> **What you should do**
Where in the data below does the word "subtitle" appear? Copy each line that holds it.

> **Listed records**

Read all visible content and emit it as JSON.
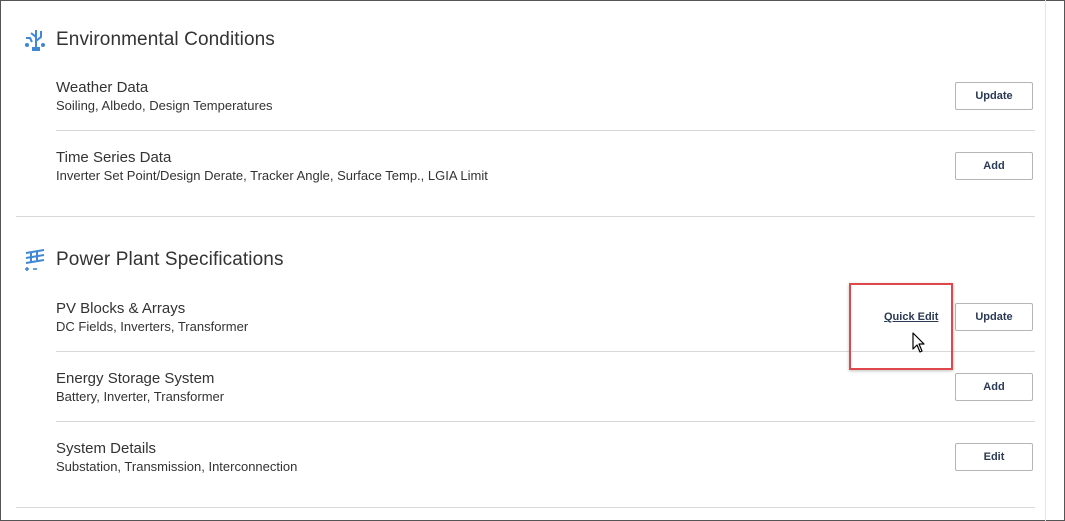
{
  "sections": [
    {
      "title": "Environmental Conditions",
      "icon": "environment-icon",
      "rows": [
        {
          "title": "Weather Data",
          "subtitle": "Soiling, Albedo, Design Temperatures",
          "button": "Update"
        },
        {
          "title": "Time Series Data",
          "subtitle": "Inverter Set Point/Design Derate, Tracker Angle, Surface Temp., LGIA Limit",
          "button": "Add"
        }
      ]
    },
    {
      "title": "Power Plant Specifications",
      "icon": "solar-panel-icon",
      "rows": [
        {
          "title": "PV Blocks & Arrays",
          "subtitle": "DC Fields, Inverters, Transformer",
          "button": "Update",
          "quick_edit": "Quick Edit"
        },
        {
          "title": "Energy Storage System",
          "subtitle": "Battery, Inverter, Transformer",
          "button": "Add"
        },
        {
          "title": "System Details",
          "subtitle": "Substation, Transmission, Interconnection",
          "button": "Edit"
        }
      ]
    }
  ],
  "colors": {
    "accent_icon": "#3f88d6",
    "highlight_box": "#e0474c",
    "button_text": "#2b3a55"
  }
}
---
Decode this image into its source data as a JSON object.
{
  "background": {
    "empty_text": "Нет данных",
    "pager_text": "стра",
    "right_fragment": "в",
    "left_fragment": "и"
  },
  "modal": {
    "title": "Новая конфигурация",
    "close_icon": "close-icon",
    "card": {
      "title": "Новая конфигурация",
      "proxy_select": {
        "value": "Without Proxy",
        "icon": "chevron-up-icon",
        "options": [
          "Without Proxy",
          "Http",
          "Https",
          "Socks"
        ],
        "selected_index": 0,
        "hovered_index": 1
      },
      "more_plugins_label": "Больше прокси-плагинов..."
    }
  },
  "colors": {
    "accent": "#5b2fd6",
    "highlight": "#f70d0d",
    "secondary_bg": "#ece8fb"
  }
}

> **Exercise answer**
          "subtitle": "Soiling, Albedo, Design Temperatures",
          "subtitle": "Inverter Set Point/Design Derate, Tracker Angle, Surface Temp., LGIA Limit",
          "subtitle": "DC Fields, Inverters, Transformer",
          "subtitle": "Battery, Inverter, Transformer",
          "subtitle": "Substation, Transmission, Interconnection",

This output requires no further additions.